[Data for review]
# # # # # # #

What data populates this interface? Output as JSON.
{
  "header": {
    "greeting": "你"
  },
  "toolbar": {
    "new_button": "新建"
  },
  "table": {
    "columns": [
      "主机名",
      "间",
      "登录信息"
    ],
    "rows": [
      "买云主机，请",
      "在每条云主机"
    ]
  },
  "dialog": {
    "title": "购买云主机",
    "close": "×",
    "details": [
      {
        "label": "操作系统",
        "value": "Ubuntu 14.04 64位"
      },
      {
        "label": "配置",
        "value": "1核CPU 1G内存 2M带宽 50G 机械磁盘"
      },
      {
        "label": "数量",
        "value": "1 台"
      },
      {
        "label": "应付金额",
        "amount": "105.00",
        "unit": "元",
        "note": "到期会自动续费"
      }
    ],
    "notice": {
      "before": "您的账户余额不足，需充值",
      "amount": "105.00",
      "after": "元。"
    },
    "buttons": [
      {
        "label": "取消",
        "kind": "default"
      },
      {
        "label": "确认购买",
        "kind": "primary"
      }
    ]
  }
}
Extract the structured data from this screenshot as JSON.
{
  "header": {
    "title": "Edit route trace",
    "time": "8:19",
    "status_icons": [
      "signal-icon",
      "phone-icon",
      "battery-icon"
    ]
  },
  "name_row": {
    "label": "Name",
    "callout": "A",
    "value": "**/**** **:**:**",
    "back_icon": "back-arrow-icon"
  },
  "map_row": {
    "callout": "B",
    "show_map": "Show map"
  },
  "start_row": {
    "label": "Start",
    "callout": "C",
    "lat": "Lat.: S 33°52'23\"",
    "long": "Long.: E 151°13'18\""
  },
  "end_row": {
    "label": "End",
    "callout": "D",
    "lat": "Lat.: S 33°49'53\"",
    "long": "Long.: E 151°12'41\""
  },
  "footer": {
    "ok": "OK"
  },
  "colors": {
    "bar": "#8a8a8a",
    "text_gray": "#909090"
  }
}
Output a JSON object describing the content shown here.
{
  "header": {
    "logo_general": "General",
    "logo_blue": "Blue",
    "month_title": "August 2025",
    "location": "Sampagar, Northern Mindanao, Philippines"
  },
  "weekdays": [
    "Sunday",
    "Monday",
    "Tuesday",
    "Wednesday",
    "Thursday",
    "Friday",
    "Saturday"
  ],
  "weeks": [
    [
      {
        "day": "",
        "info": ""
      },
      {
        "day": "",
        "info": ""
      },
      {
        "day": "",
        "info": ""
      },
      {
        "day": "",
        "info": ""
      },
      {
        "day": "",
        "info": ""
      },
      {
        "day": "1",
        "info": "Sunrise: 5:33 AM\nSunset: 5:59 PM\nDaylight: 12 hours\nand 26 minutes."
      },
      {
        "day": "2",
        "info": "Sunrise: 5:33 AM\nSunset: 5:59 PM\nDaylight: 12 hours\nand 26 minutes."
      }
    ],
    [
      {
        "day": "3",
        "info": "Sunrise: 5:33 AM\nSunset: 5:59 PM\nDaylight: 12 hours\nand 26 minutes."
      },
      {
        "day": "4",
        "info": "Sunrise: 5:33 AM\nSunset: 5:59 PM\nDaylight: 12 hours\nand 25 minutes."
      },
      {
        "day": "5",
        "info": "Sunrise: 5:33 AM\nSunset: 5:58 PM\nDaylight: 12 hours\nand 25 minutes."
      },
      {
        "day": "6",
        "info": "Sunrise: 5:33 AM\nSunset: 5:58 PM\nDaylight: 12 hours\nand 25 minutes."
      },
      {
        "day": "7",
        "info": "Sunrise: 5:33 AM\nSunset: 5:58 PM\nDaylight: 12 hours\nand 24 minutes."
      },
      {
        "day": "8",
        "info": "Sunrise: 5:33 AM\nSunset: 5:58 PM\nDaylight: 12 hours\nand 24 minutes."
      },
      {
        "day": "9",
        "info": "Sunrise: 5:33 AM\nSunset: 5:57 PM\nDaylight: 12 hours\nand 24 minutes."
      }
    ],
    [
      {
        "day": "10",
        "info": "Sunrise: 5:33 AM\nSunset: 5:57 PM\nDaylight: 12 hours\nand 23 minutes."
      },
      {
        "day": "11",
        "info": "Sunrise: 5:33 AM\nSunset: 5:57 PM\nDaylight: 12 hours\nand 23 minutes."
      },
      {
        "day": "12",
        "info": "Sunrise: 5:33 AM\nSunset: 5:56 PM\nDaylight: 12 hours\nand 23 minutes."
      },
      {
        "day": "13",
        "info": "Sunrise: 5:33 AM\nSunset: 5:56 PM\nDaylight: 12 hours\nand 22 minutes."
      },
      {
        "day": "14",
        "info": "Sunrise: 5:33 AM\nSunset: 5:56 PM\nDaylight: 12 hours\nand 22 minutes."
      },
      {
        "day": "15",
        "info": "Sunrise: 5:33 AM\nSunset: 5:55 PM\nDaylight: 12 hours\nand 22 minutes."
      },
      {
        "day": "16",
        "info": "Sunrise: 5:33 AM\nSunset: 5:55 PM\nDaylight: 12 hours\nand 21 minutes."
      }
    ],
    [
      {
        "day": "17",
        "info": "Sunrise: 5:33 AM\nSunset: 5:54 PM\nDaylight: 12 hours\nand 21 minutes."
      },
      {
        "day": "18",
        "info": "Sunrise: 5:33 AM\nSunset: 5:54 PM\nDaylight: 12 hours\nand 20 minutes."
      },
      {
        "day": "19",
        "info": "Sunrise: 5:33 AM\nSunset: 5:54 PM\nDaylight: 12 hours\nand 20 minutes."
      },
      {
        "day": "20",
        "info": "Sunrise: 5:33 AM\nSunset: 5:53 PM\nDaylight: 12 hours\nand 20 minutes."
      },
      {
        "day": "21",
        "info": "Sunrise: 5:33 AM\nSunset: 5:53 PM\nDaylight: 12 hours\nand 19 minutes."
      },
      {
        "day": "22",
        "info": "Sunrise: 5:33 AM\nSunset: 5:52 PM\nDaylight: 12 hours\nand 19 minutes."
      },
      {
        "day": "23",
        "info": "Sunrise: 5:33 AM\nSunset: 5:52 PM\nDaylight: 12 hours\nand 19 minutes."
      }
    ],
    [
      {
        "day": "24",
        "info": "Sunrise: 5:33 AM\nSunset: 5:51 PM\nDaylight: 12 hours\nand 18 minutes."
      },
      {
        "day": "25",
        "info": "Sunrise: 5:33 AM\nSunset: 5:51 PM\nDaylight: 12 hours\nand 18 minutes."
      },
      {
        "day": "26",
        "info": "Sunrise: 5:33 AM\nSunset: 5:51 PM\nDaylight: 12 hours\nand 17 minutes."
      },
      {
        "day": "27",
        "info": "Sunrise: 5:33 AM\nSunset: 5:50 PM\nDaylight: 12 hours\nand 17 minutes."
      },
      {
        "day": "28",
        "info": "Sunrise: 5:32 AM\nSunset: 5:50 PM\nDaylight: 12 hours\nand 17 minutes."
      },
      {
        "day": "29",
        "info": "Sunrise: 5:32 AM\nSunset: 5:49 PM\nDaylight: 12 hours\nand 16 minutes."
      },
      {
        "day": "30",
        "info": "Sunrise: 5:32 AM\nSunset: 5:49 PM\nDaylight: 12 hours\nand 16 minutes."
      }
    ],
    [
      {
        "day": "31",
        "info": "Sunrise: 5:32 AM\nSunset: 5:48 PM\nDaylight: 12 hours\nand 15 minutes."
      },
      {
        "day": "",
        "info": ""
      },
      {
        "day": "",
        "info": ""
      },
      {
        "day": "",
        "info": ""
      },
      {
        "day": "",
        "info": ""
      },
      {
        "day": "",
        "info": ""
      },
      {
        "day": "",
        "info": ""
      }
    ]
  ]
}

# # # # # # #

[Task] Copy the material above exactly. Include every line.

[Exercise output]
What data populates this interface? Output as JSON.
{
  "header": {
    "greeting": "你"
  },
  "toolbar": {
    "new_button": "新建"
  },
  "table": {
    "columns": [
      "主机名",
      "间",
      "登录信息"
    ],
    "rows": [
      "买云主机，请",
      "在每条云主机"
    ]
  },
  "dialog": {
    "title": "购买云主机",
    "close": "×",
    "details": [
      {
        "label": "操作系统",
        "value": "Ubuntu 14.04 64位"
      },
      {
        "label": "配置",
        "value": "1核CPU 1G内存 2M带宽 50G 机械磁盘"
      },
      {
        "label": "数量",
        "value": "1 台"
      },
      {
        "label": "应付金额",
        "amount": "105.00",
        "unit": "元",
        "note": "到期会自动续费"
      }
    ],
    "notice": {
      "before": "您的账户余额不足，需充值",
      "amount": "105.00",
      "after": "元。"
    },
    "buttons": [
      {
        "label": "取消",
        "kind": "default"
      },
      {
        "label": "确认购买",
        "kind": "primary"
      }
    ]
  }
}
Extract the structured data from this screenshot as JSON.
{
  "header": {
    "title": "Edit route trace",
    "time": "8:19",
    "status_icons": [
      "signal-icon",
      "phone-icon",
      "battery-icon"
    ]
  },
  "name_row": {
    "label": "Name",
    "callout": "A",
    "value": "**/**** **:**:**",
    "back_icon": "back-arrow-icon"
  },
  "map_row": {
    "callout": "B",
    "show_map": "Show map"
  },
  "start_row": {
    "label": "Start",
    "callout": "C",
    "lat": "Lat.: S 33°52'23\"",
    "long": "Long.: E 151°13'18\""
  },
  "end_row": {
    "label": "End",
    "callout": "D",
    "lat": "Lat.: S 33°49'53\"",
    "long": "Long.: E 151°12'41\""
  },
  "footer": {
    "ok": "OK"
  },
  "colors": {
    "bar": "#8a8a8a",
    "text_gray": "#909090"
  }
}
Output a JSON object describing the content shown here.
{
  "header": {
    "logo_general": "General",
    "logo_blue": "Blue",
    "month_title": "August 2025",
    "location": "Sampagar, Northern Mindanao, Philippines"
  },
  "weekdays": [
    "Sunday",
    "Monday",
    "Tuesday",
    "Wednesday",
    "Thursday",
    "Friday",
    "Saturday"
  ],
  "weeks": [
    [
      {
        "day": "",
        "info": ""
      },
      {
        "day": "",
        "info": ""
      },
      {
        "day": "",
        "info": ""
      },
      {
        "day": "",
        "info": ""
      },
      {
        "day": "",
        "info": ""
      },
      {
        "day": "1",
        "info": "Sunrise: 5:33 AM\nSunset: 5:59 PM\nDaylight: 12 hours\nand 26 minutes."
      },
      {
        "day": "2",
        "info": "Sunrise: 5:33 AM\nSunset: 5:59 PM\nDaylight: 12 hours\nand 26 minutes."
      }
    ],
    [
      {
        "day": "3",
        "info": "Sunrise: 5:33 AM\nSunset: 5:59 PM\nDaylight: 12 hours\nand 26 minutes."
      },
      {
        "day": "4",
        "info": "Sunrise: 5:33 AM\nSunset: 5:59 PM\nDaylight: 12 hours\nand 25 minutes."
      },
      {
        "day": "5",
        "info": "Sunrise: 5:33 AM\nSunset: 5:58 PM\nDaylight: 12 hours\nand 25 minutes."
      },
      {
        "day": "6",
        "info": "Sunrise: 5:33 AM\nSunset: 5:58 PM\nDaylight: 12 hours\nand 25 minutes."
      },
      {
        "day": "7",
        "info": "Sunrise: 5:33 AM\nSunset: 5:58 PM\nDaylight: 12 hours\nand 24 minutes."
      },
      {
        "day": "8",
        "info": "Sunrise: 5:33 AM\nSunset: 5:58 PM\nDaylight: 12 hours\nand 24 minutes."
      },
      {
        "day": "9",
        "info": "Sunrise: 5:33 AM\nSunset: 5:57 PM\nDaylight: 12 hours\nand 24 minutes."
      }
    ],
    [
      {
        "day": "10",
        "info": "Sunrise: 5:33 AM\nSunset: 5:57 PM\nDaylight: 12 hours\nand 23 minutes."
      },
      {
        "day": "11",
        "info": "Sunrise: 5:33 AM\nSunset: 5:57 PM\nDaylight: 12 hours\nand 23 minutes."
      },
      {
        "day": "12",
        "info": "Sunrise: 5:33 AM\nSunset: 5:56 PM\nDaylight: 12 hours\nand 23 minutes."
      },
      {
        "day": "13",
        "info": "Sunrise: 5:33 AM\nSunset: 5:56 PM\nDaylight: 12 hours\nand 22 minutes."
      },
      {
        "day": "14",
        "info": "Sunrise: 5:33 AM\nSunset: 5:56 PM\nDaylight: 12 hours\nand 22 minutes."
      },
      {
        "day": "15",
        "info": "Sunrise: 5:33 AM\nSunset: 5:55 PM\nDaylight: 12 hours\nand 22 minutes."
      },
      {
        "day": "16",
        "info": "Sunrise: 5:33 AM\nSunset: 5:55 PM\nDaylight: 12 hours\nand 21 minutes."
      }
    ],
    [
      {
        "day": "17",
        "info": "Sunrise: 5:33 AM\nSunset: 5:54 PM\nDaylight: 12 hours\nand 21 minutes."
      },
      {
        "day": "18",
        "info": "Sunrise: 5:33 AM\nSunset: 5:54 PM\nDaylight: 12 hours\nand 20 minutes."
      },
      {
        "day": "19",
        "info": "Sunrise: 5:33 AM\nSunset: 5:54 PM\nDaylight: 12 hours\nand 20 minutes."
      },
      {
        "day": "20",
        "info": "Sunrise: 5:33 AM\nSunset: 5:53 PM\nDaylight: 12 hours\nand 20 minutes."
      },
      {
        "day": "21",
        "info": "Sunrise: 5:33 AM\nSunset: 5:53 PM\nDaylight: 12 hours\nand 19 minutes."
      },
      {
        "day": "22",
        "info": "Sunrise: 5:33 AM\nSunset: 5:52 PM\nDaylight: 12 hours\nand 19 minutes."
      },
      {
        "day": "23",
        "info": "Sunrise: 5:33 AM\nSunset: 5:52 PM\nDaylight: 12 hours\nand 19 minutes."
      }
    ],
    [
      {
        "day": "24",
        "info": "Sunrise: 5:33 AM\nSunset: 5:51 PM\nDaylight: 12 hours\nand 18 minutes."
      },
      {
        "day": "25",
        "info": "Sunrise: 5:33 AM\nSunset: 5:51 PM\nDaylight: 12 hours\nand 18 minutes."
      },
      {
        "day": "26",
        "info": "Sunrise: 5:33 AM\nSunset: 5:51 PM\nDaylight: 12 hours\nand 17 minutes."
      },
      {
        "day": "27",
        "info": "Sunrise: 5:33 AM\nSunset: 5:50 PM\nDaylight: 12 hours\nand 17 minutes."
      },
      {
        "day": "28",
        "info": "Sunrise: 5:32 AM\nSunset: 5:50 PM\nDaylight: 12 hours\nand 17 minutes."
      },
      {
        "day": "29",
        "info": "Sunrise: 5:32 AM\nSunset: 5:49 PM\nDaylight: 12 hours\nand 16 minutes."
      },
      {
        "day": "30",
        "info": "Sunrise: 5:32 AM\nSunset: 5:49 PM\nDaylight: 12 hours\nand 16 minutes."
      }
    ],
    [
      {
        "day": "31",
        "info": "Sunrise: 5:32 AM\nSunset: 5:48 PM\nDaylight: 12 hours\nand 15 minutes."
      },
      {
        "day": "",
        "info": ""
      },
      {
        "day": "",
        "info": ""
      },
      {
        "day": "",
        "info": ""
      },
      {
        "day": "",
        "info": ""
      },
      {
        "day": "",
        "info": ""
      },
      {
        "day": "",
        "info": ""
      }
    ]
  ]
}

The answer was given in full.